* Task *
Each time a line of the listing holds "size", copy that line.

Segment Open

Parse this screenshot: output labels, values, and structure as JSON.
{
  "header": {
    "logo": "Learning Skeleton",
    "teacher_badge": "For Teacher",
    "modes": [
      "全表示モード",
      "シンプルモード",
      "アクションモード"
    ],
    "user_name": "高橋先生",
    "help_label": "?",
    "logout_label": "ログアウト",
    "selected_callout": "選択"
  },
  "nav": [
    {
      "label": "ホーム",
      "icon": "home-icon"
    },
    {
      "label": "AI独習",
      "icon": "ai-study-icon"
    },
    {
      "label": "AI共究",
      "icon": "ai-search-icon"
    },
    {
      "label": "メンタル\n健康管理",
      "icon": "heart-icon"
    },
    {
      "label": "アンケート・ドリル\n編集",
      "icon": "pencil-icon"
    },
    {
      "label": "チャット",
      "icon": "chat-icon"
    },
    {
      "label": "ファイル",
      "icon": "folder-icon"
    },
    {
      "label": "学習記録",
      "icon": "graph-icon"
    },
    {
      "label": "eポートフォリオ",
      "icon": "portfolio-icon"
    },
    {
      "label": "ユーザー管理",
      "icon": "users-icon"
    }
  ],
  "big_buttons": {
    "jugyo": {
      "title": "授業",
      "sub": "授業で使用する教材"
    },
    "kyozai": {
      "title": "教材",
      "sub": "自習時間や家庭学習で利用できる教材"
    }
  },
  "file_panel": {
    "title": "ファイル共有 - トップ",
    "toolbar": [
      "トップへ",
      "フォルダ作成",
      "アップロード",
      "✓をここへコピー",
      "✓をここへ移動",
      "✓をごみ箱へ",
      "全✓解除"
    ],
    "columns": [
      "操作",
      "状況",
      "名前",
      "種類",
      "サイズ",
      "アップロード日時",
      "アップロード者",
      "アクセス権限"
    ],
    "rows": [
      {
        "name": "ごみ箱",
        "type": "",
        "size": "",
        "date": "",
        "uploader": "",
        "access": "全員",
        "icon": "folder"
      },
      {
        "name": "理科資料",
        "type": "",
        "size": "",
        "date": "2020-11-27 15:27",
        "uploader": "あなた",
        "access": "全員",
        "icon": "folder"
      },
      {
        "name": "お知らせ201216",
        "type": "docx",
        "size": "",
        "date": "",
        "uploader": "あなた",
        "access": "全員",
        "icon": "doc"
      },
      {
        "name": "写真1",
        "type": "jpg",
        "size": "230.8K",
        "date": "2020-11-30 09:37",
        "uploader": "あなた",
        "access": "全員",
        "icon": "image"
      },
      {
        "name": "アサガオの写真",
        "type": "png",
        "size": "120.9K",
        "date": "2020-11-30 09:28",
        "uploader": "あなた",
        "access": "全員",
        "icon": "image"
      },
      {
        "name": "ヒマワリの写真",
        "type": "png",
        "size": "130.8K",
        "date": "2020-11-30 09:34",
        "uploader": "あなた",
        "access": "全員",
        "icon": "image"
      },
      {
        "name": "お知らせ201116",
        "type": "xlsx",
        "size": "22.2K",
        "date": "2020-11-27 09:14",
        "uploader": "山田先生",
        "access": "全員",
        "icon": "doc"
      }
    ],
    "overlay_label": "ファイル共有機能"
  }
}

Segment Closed

* Result below *
        "size": "",
        "size": "",
        "size": "",
        "size": "230.8K",
        "size": "120.9K",
        "size": "130.8K",
        "size": "22.2K",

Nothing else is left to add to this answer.